John A. Rogers (UIUC) received B.A. and B.S. degrees in chemistry and in physics from the University of Texas, Austin, in 1989. He earned S.M. degrees in physics and in chemistry in 1992, and a Ph.D. degree in physical chemistry in 1995, all from MIT. In 1997, he joined the Department of Condensed Matter Physics Research at Bell Laboratories. From 2000-2002 he served as Director of that department. He is currently a Founder Professor of Engineering in the University of Illinois departments of Materials Science and Engineering and of Chemistry. He is a full-time faculty member in the 3D Micro- and Nanosystems group. His research interests are in the science and engineering of unconventional, ‘soft’ materials – polymers, small molecules, fluids, carbon nanotubes — and in the development of unusual ways for patterning them with micron and nanometer resolution – printing, molding, near field photolithography.
Klaus Schulten (UIUC) received his Ph.D. from Harvard University in 1974. He is Swanlund Professor of Physics and is also affiliated with the Department of Chemistry as well as with the Center for Biophysics and Computational Biology. Professor Schulten is a full-time faculty member in the Beckman Institute and directs the Theoretical and Computational Biophysics Group. His professional interests are theoretical physics and theoretical biology. His current research focuses on the structure and function of supramolecular systems in the living cell, and on the development of non-equilibrium statistical mechanical descriptions and efficient computing tools for structural biology.
Peng Yin (Harvard) is an Assistant Professor in the Department of Systems Biology at Harvard Medical School and a Core Faculty Member at the Wyss Institute for Biologically Inspired Engineering at Harvard. He received his BSc in Biochemistry and Molecular Biology, and Bachelor of Economics from Peking University in 1998; and his MS in Molecular Cancer Biology and PhD in Computer Science from Duke University in 2000 and 2005, respectively. His research interests lie at the interface of information science, molecular engineering, and biology. The current focus is to engineer information directed self-assembly of nucleic acid (DNA/RNA) structures and devices, and to exploit such systems to do useful molecular work, e.g. probing and programming biological processes for bioimaging and therapeutic applications.

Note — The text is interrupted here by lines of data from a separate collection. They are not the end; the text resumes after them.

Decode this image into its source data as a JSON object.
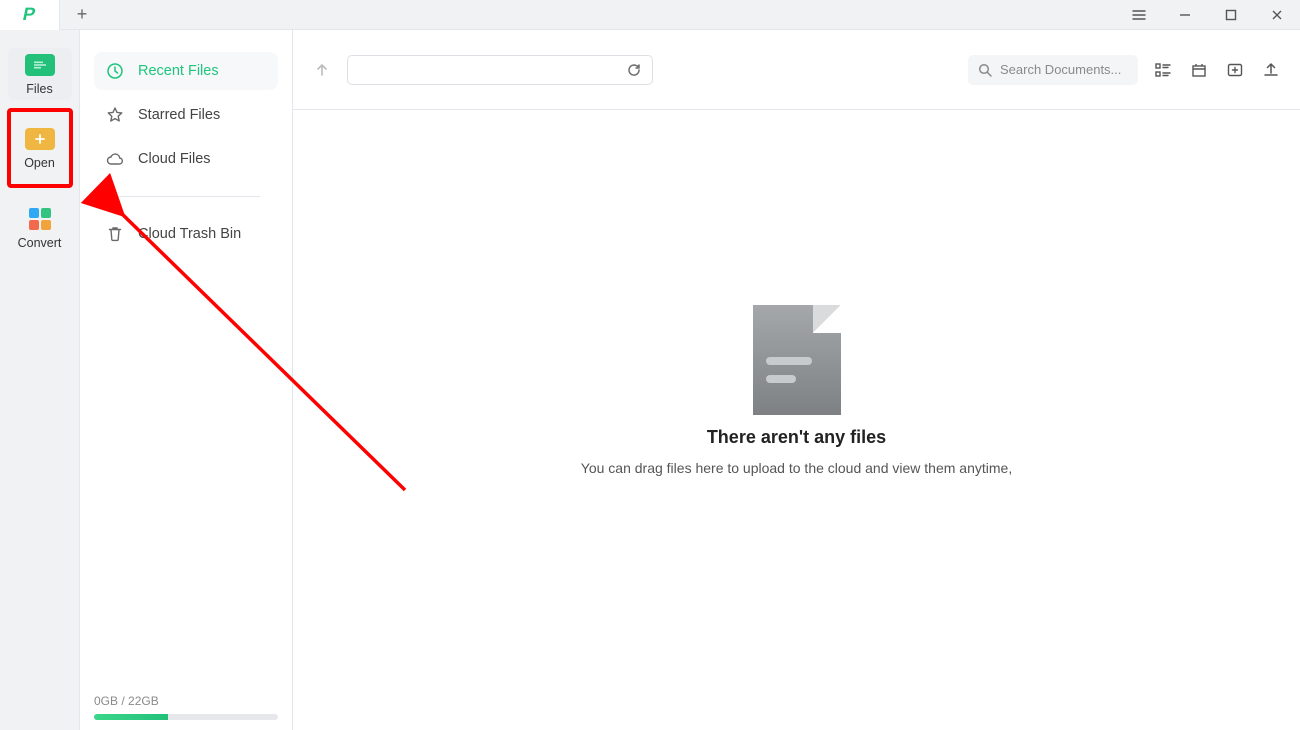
{
  "leftrail": {
    "files": "Files",
    "open": "Open",
    "convert": "Convert"
  },
  "categories": {
    "recent": "Recent Files",
    "starred": "Starred Files",
    "cloud": "Cloud Files",
    "trash": "Cloud Trash Bin"
  },
  "storage": {
    "label": "0GB / 22GB",
    "used_pct": 40
  },
  "toolbar": {
    "search_placeholder": "Search Documents..."
  },
  "empty_state": {
    "title": "There aren't any files",
    "subtitle": "You can drag files here to upload to the cloud and view them anytime,"
  },
  "colors": {
    "accent": "#1fc57c",
    "highlight": "#ff0000"
  }
}
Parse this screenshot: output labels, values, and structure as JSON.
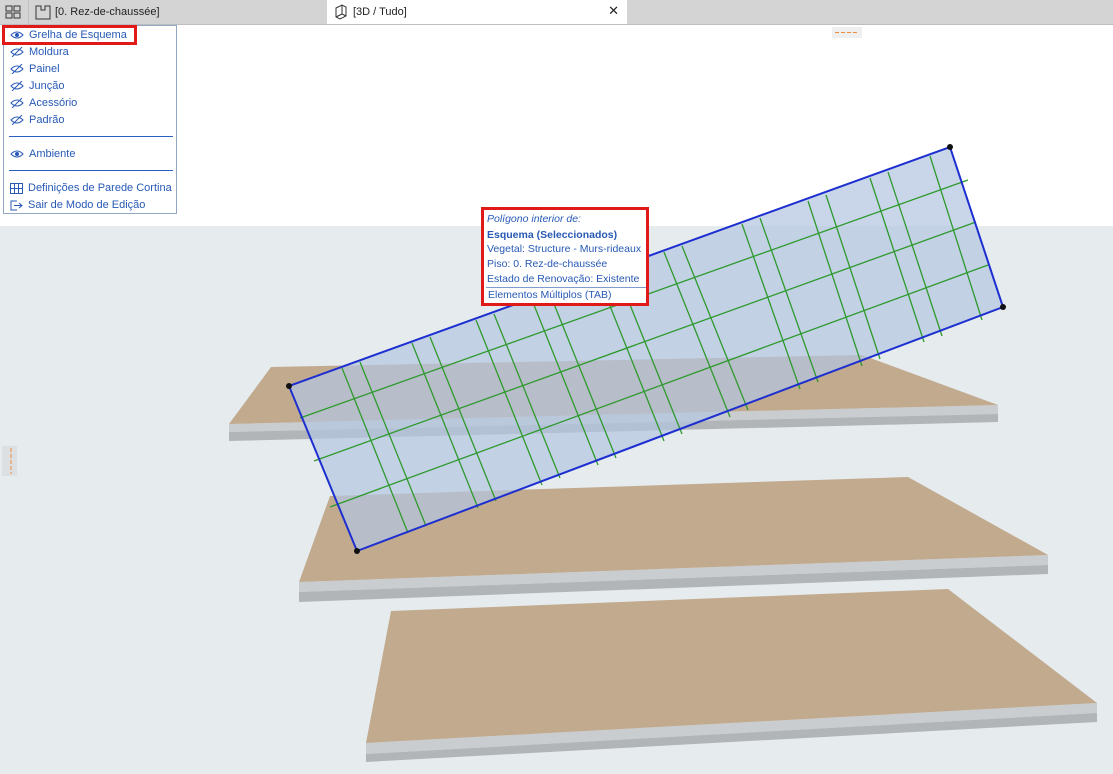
{
  "tabs": {
    "tab1_label": "[0. Rez-de-chaussée]",
    "tab2_label": "[3D / Tudo]",
    "close_glyph": "✕"
  },
  "menu": {
    "items": [
      {
        "label": "Grelha de Esquema",
        "icon": "eye-visible-icon",
        "state": "visible",
        "highlighted": true
      },
      {
        "label": "Moldura",
        "icon": "eye-hidden-icon",
        "state": "hidden"
      },
      {
        "label": "Painel",
        "icon": "eye-hidden-icon",
        "state": "hidden"
      },
      {
        "label": "Junção",
        "icon": "eye-hidden-icon",
        "state": "hidden"
      },
      {
        "label": "Acessório",
        "icon": "eye-hidden-icon",
        "state": "hidden"
      },
      {
        "label": "Padrão",
        "icon": "eye-hidden-icon",
        "state": "hidden"
      },
      {
        "label": "Ambiente",
        "icon": "eye-visible-icon",
        "state": "visible"
      },
      {
        "label": "Definições de Parede Cortina",
        "icon": "curtain-wall-settings-icon"
      },
      {
        "label": "Sair de Modo de Edição",
        "icon": "exit-edit-mode-icon"
      }
    ]
  },
  "tooltip": {
    "line1": "Polígono interior de:",
    "line2": "Esquema (Seleccionados)",
    "line3": "Vegetal: Structure - Murs-rideaux",
    "line4": "Piso: 0. Rez-de-chaussée",
    "line5": "Estado de Renovação: Existente",
    "line6": "Elementos Múltiplos (TAB)"
  },
  "colors": {
    "accent_text": "#2759b5",
    "highlight_red": "#e01919",
    "slab_top": "#c1aa8e",
    "grid_green": "#2e9a2e",
    "selection_blue": "#1d2fd0",
    "panel_fill": "#b7c8e2"
  }
}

Katherine Yanhang Zhang (Boston University) is an Associate Professor of Departments of Mechanical and Biomedical Engineering and Director of the Multi-Scale Tissue Biomechanics Laboratory at Boston University. Dr. Zhang received her B.S. degree in Engineering Mechanics from Tsinghua University, China in 1998; and M.S. and Ph.D. degree in Mechanical Engineering from University of Colorado at Boulder in 2000 and 2003. She was a Clare Boothe Luce Assistant Professor of Boston University from 2006-2011. Dr. Zhang’s research has focused on multi-scale mechanics and mechanobiology of extracellular matrix and vasculature. She is the recipient of prestigious Faculty Early Career Development (CAREER) Award from NSF in 2010, and Young Faculty Award from DARPA in 2007.